• _Action item_
In the data below, find every line that has the string "RowDefinitions", and copy it.

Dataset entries
--
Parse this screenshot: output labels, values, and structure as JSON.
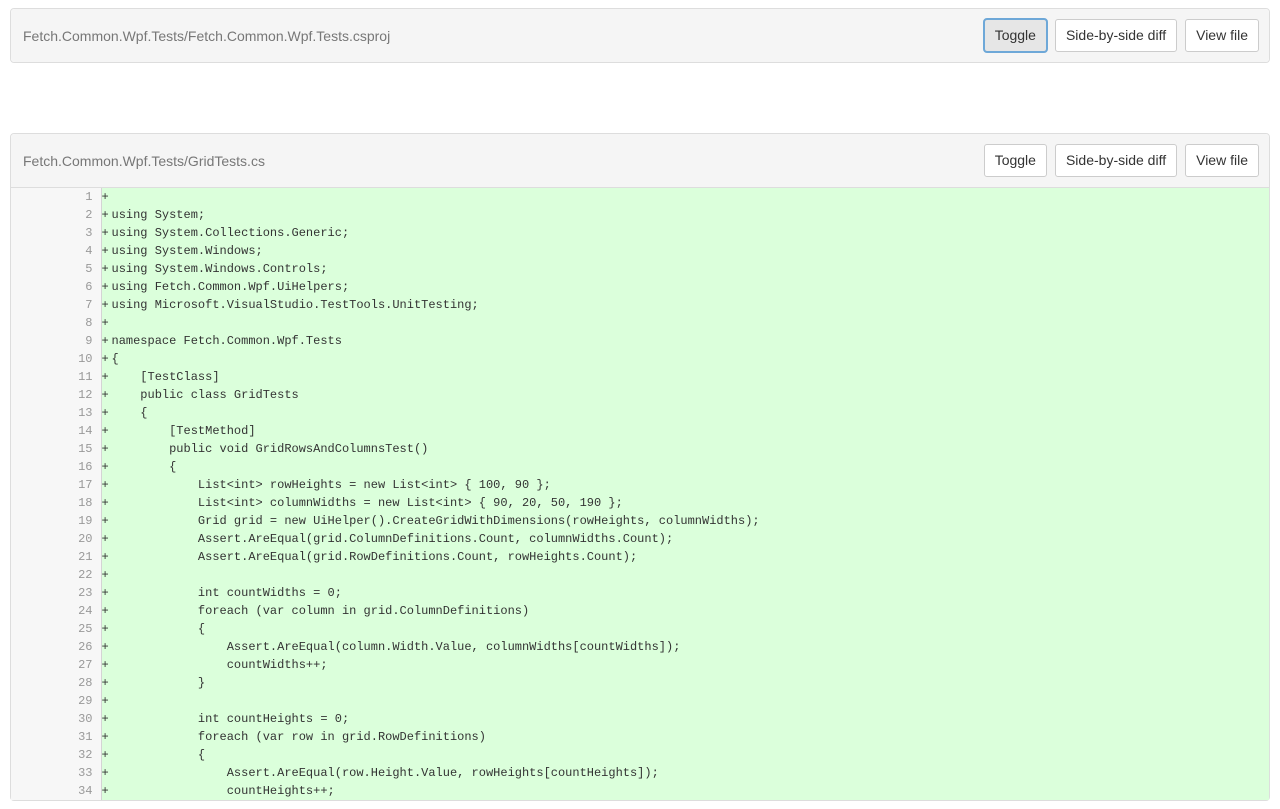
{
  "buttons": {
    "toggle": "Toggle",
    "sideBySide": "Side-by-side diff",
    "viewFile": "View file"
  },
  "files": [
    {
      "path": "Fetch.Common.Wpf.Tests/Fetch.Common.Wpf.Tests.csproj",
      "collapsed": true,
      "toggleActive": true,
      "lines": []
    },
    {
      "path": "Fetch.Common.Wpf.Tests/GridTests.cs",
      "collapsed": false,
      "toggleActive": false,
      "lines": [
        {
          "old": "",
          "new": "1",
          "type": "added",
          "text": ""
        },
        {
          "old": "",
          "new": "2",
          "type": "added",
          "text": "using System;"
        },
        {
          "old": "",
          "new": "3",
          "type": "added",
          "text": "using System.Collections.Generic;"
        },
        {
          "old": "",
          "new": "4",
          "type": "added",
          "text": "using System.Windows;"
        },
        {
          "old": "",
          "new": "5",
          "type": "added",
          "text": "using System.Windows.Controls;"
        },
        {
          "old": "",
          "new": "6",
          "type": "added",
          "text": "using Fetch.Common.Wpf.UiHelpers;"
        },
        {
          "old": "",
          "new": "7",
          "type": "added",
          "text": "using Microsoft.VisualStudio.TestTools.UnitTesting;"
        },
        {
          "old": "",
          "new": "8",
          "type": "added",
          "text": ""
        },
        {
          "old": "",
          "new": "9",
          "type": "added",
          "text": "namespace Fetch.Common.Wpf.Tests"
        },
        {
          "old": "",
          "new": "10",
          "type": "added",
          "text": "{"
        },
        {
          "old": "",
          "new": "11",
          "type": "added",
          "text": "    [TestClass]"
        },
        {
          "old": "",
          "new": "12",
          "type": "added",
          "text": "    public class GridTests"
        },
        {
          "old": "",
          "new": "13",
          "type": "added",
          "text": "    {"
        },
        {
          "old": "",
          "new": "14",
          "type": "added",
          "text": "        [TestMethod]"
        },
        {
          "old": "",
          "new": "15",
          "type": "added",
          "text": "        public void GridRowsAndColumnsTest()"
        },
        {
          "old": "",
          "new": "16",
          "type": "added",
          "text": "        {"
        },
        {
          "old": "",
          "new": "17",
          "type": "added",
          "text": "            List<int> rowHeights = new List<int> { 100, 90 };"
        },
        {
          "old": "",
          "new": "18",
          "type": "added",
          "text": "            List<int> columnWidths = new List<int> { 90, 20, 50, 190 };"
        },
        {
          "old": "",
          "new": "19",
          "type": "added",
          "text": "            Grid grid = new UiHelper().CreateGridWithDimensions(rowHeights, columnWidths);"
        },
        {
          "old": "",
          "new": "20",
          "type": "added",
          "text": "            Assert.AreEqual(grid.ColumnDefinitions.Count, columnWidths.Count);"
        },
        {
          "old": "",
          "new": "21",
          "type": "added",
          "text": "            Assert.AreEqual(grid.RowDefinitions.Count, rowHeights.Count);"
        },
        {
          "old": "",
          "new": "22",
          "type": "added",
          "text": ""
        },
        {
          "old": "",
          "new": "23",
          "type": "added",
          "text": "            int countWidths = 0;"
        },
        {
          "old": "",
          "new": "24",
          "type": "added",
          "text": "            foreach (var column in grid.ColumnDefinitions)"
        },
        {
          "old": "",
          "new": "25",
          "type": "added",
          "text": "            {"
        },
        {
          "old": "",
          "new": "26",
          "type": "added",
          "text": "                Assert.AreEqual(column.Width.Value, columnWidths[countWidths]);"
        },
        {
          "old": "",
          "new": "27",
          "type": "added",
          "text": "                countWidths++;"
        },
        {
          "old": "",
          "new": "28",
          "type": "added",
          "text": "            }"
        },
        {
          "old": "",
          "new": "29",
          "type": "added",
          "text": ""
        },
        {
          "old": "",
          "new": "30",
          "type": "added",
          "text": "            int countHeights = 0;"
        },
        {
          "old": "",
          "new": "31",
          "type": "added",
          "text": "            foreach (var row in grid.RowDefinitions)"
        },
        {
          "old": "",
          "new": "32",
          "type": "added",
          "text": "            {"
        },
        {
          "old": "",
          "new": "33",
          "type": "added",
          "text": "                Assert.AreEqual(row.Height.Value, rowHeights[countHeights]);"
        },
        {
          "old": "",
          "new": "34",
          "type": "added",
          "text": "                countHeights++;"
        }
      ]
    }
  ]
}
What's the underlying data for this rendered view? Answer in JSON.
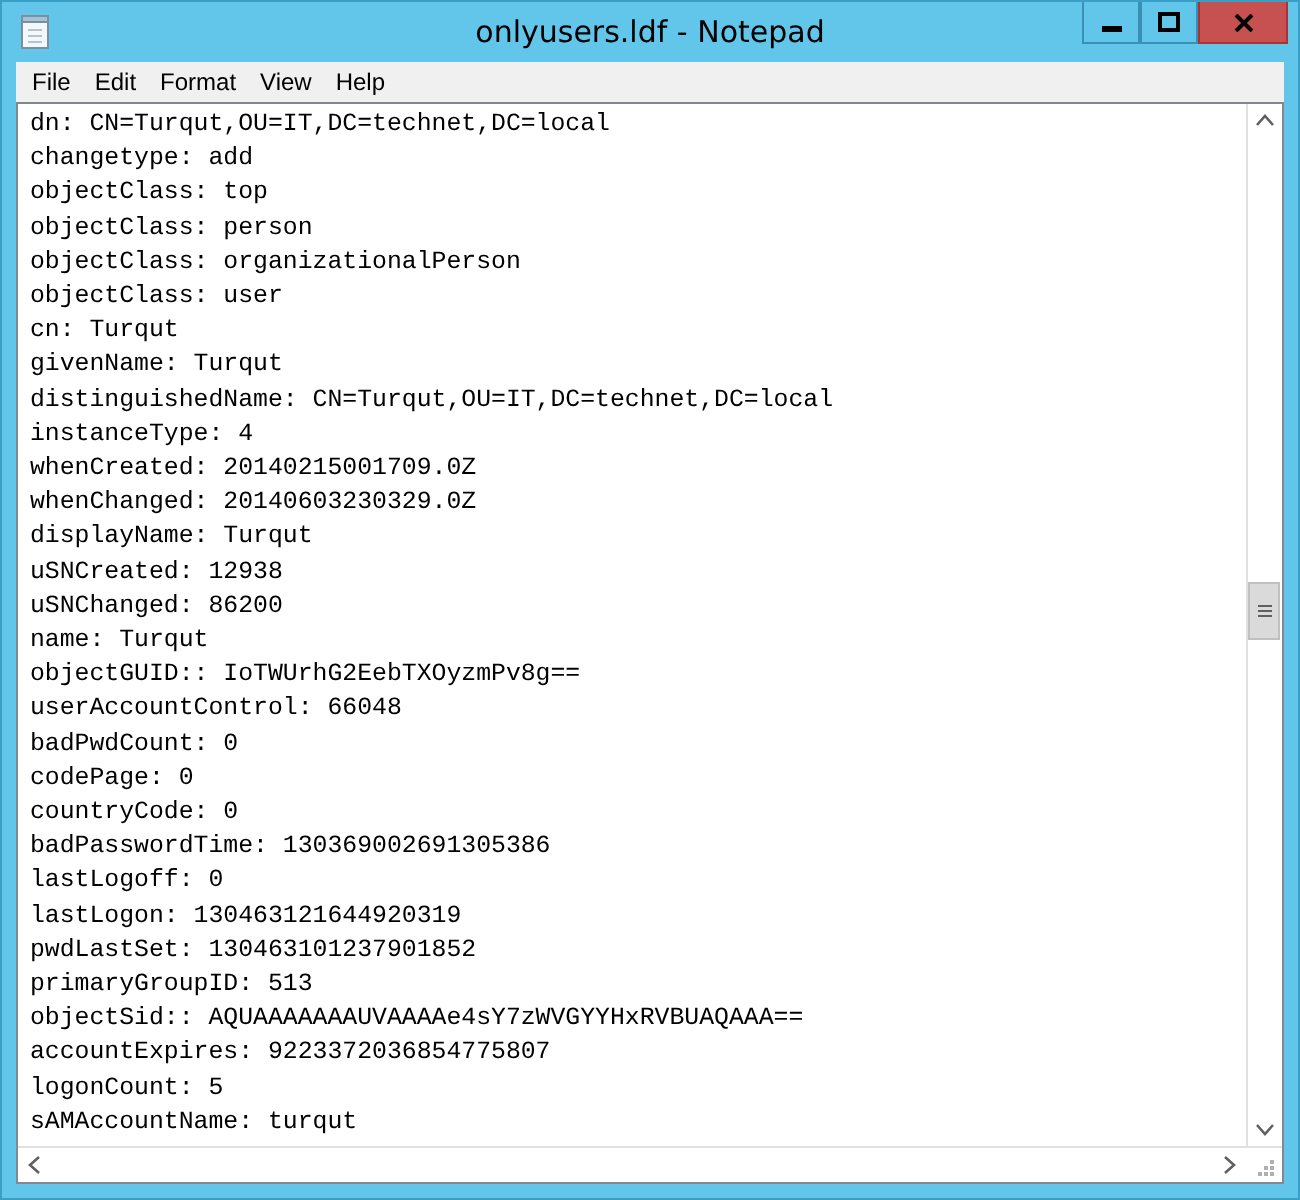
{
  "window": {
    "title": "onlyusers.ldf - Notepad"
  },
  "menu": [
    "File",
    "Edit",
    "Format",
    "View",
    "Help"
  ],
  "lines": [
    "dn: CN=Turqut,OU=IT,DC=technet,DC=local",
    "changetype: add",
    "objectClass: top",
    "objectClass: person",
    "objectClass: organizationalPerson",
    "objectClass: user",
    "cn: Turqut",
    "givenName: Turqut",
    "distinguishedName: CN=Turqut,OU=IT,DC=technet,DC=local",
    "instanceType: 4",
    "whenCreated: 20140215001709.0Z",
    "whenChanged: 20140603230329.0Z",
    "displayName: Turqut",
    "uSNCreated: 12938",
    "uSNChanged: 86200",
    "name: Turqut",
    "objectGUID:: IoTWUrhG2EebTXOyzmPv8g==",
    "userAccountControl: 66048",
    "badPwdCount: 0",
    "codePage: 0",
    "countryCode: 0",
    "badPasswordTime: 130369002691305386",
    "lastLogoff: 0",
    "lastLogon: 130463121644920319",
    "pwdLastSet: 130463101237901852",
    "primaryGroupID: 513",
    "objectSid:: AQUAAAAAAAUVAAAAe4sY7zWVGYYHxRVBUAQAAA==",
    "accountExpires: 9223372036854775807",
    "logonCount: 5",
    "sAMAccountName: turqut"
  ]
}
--
• _Expected answer_
          "text": "            Assert.AreEqual(grid.RowDefinitions.Count, rowHeights.Count);"
          "text": "            foreach (var row in grid.RowDefinitions)"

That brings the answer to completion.